Officials from the FIA and F1 Strategy Group confirmed earlier this year that the Halo would be fitted to all cars from the 2018 season in a bid to improve safety standards, with the deaths of Justin Wilson and Jules Bianchi putting head protection high on the agenda for the series’ chiefs.

Hamilton has long made his opposition to the Halo clear, believing it will ruin the look of F1 cars, and echoed his thoughts ahead of the final Halo-less race in Abu Dhabi this weekend.

“It’s the last year of looking good I think in the cars. It’s the last race where the cars will look good,” Hamilton said.

“I think next year, it’s all downhill from there in terms of how they look.

“But safety will go up at least, and maybe it could be successful in some way.”

Hamilton’s F1 title rival Sebastian Vettel was less bothered about the change, believing the field will adjust and move on.

“The cars will look different next year. Everything I’ve seen so far looks different, but on the other hand it is something we all get used to,” Vettel said.

“But no doubt the cars look better now, but we’ll get used to it, and we’ll work on the aesthetics so it can be better. It is less of a big deal.”

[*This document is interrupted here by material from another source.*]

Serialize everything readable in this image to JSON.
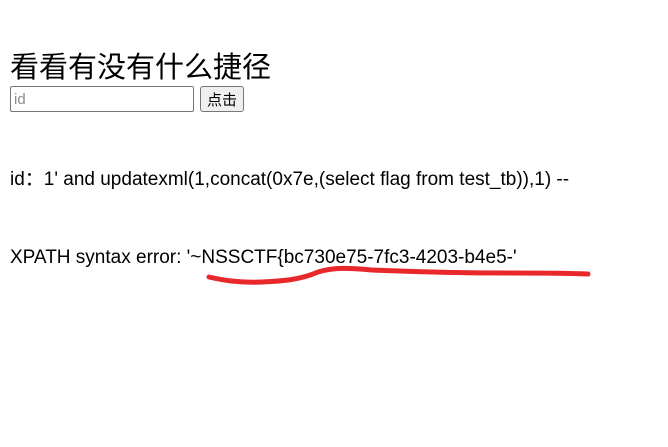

Red Bull’s Daniel Ricciardo shared Vettel’s view, saying: “I don’t think it’s gonna be as dramatic as most people make it out to be.”